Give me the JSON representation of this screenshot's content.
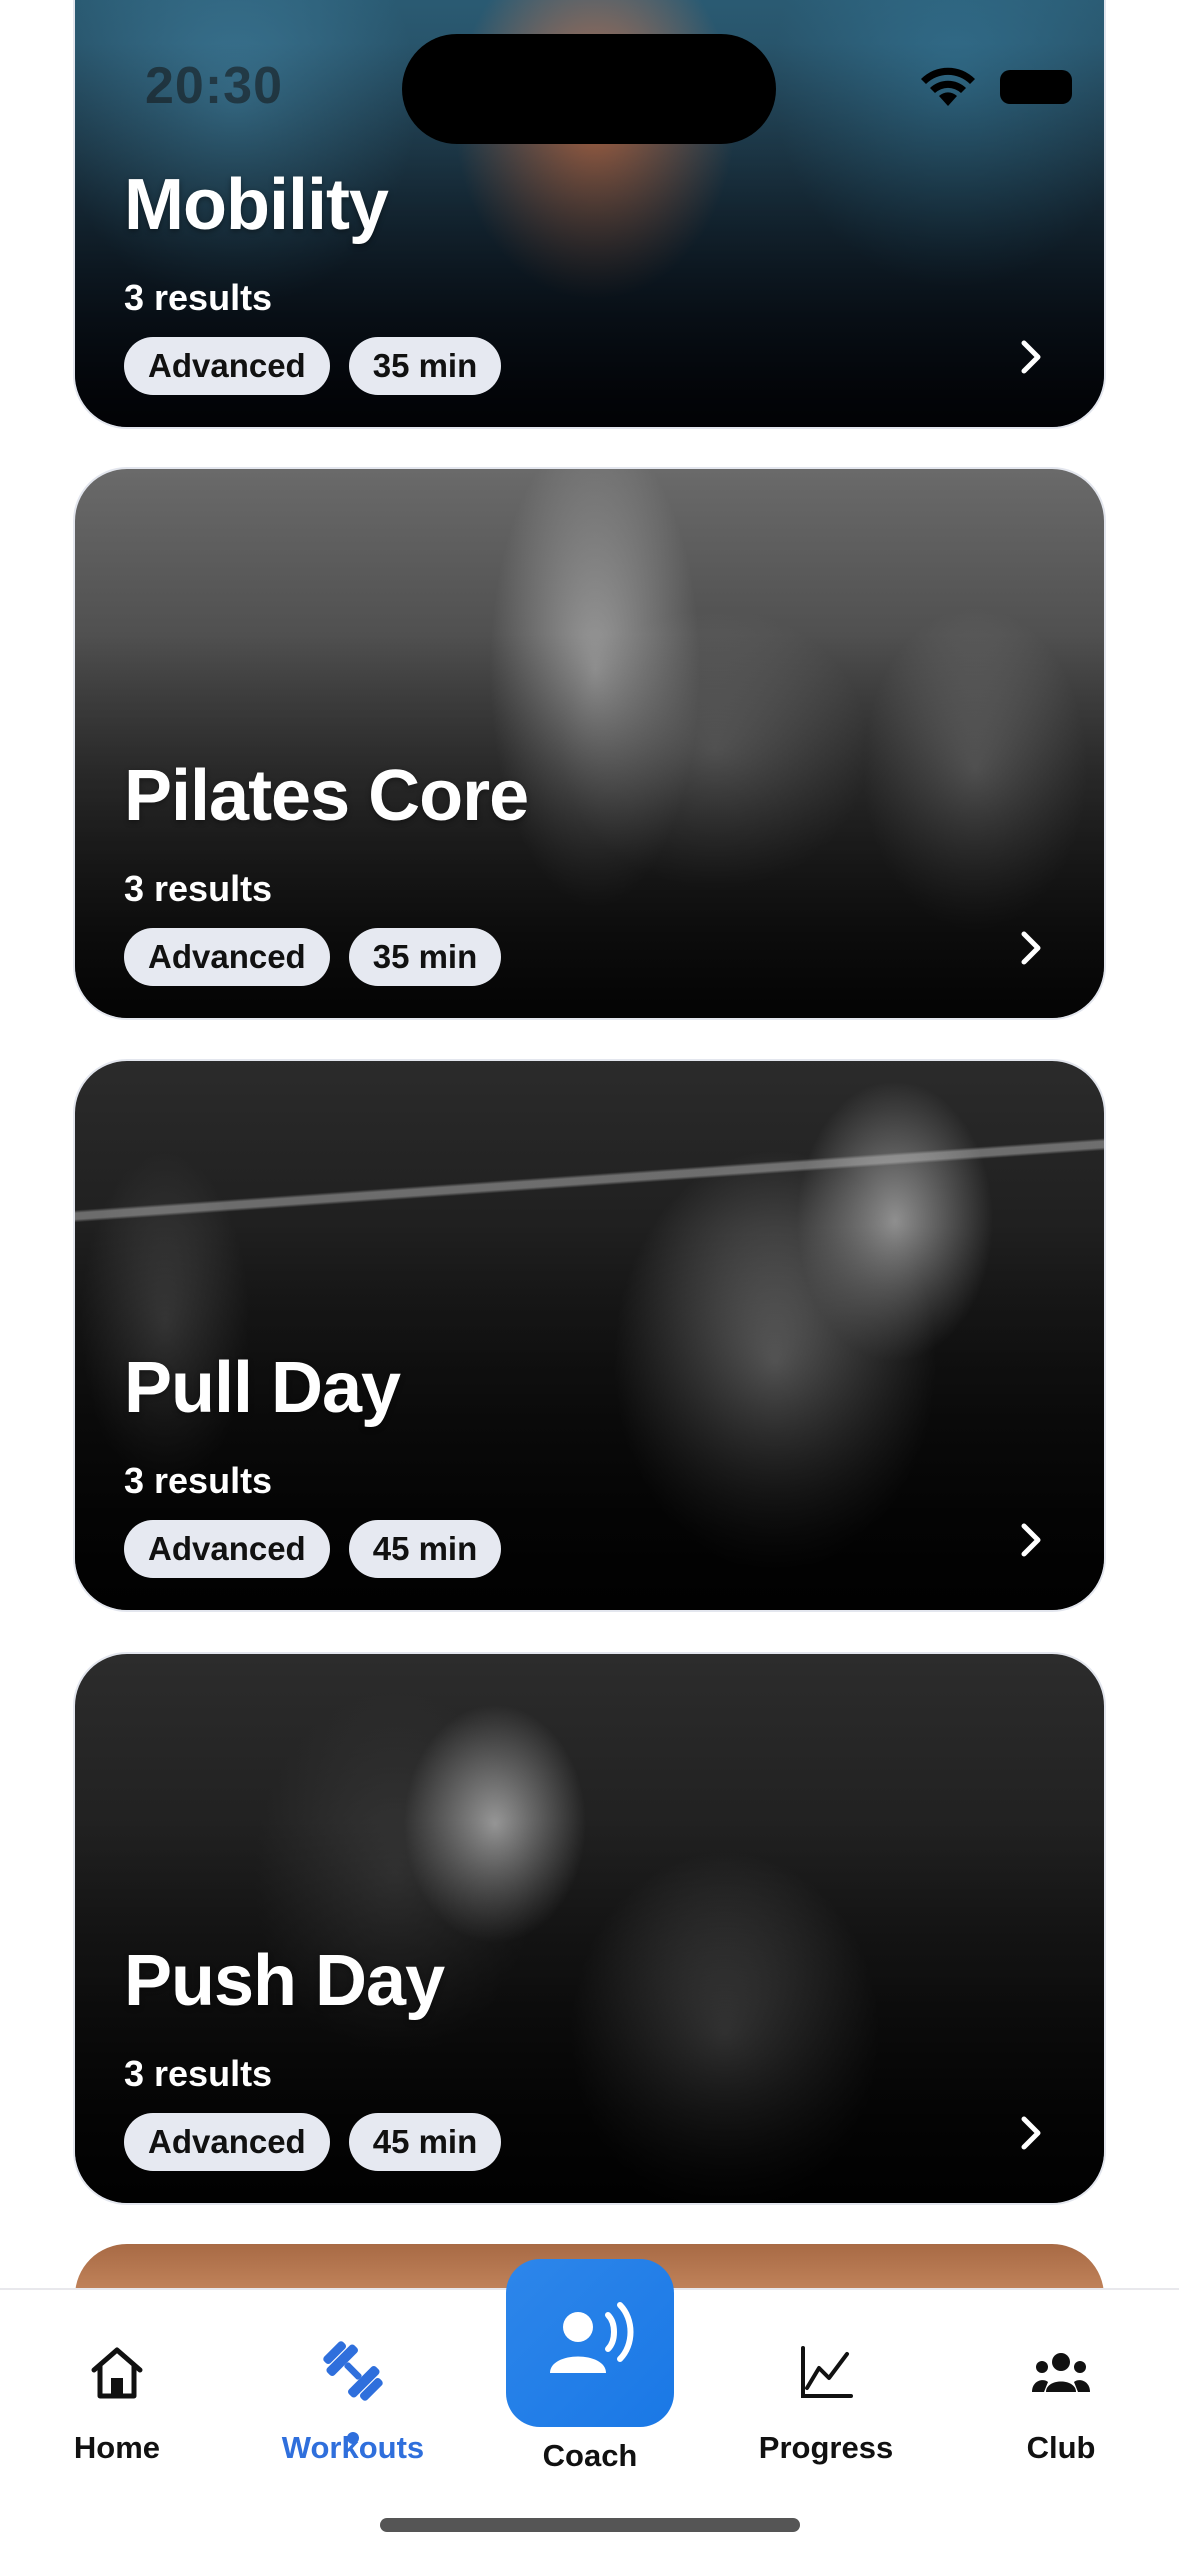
{
  "status_bar": {
    "time": "20:30"
  },
  "workouts": [
    {
      "title": "Mobility",
      "count": "3 results",
      "level": "Advanced",
      "duration": "35 min"
    },
    {
      "title": "Pilates Core",
      "count": "3 results",
      "level": "Advanced",
      "duration": "35 min"
    },
    {
      "title": "Pull Day",
      "count": "3 results",
      "level": "Advanced",
      "duration": "45 min"
    },
    {
      "title": "Push Day",
      "count": "3 results",
      "level": "Advanced",
      "duration": "45 min"
    }
  ],
  "tab_bar": {
    "items": [
      {
        "label": "Home",
        "icon": "home-icon"
      },
      {
        "label": "Workouts",
        "icon": "dumbbell-icon",
        "active": true
      },
      {
        "label": "Coach",
        "icon": "voice-coach-icon"
      },
      {
        "label": "Progress",
        "icon": "chart-line-icon"
      },
      {
        "label": "Club",
        "icon": "group-icon"
      }
    ]
  },
  "colors": {
    "accent": "#2f6fdc",
    "coach_button": "#1f7ee8",
    "chip_bg": "#e6e9f1"
  }
}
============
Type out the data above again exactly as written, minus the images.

Give me the JSON representation of this screenshot's content.
{
  "status_bar": {
    "time": "20:30"
  },
  "workouts": [
    {
      "title": "Mobility",
      "count": "3 results",
      "level": "Advanced",
      "duration": "35 min"
    },
    {
      "title": "Pilates Core",
      "count": "3 results",
      "level": "Advanced",
      "duration": "35 min"
    },
    {
      "title": "Pull Day",
      "count": "3 results",
      "level": "Advanced",
      "duration": "45 min"
    },
    {
      "title": "Push Day",
      "count": "3 results",
      "level": "Advanced",
      "duration": "45 min"
    }
  ],
  "tab_bar": {
    "items": [
      {
        "label": "Home",
        "icon": "home-icon"
      },
      {
        "label": "Workouts",
        "icon": "dumbbell-icon",
        "active": true
      },
      {
        "label": "Coach",
        "icon": "voice-coach-icon"
      },
      {
        "label": "Progress",
        "icon": "chart-line-icon"
      },
      {
        "label": "Club",
        "icon": "group-icon"
      }
    ]
  },
  "colors": {
    "accent": "#2f6fdc",
    "coach_button": "#1f7ee8",
    "chip_bg": "#e6e9f1"
  }
}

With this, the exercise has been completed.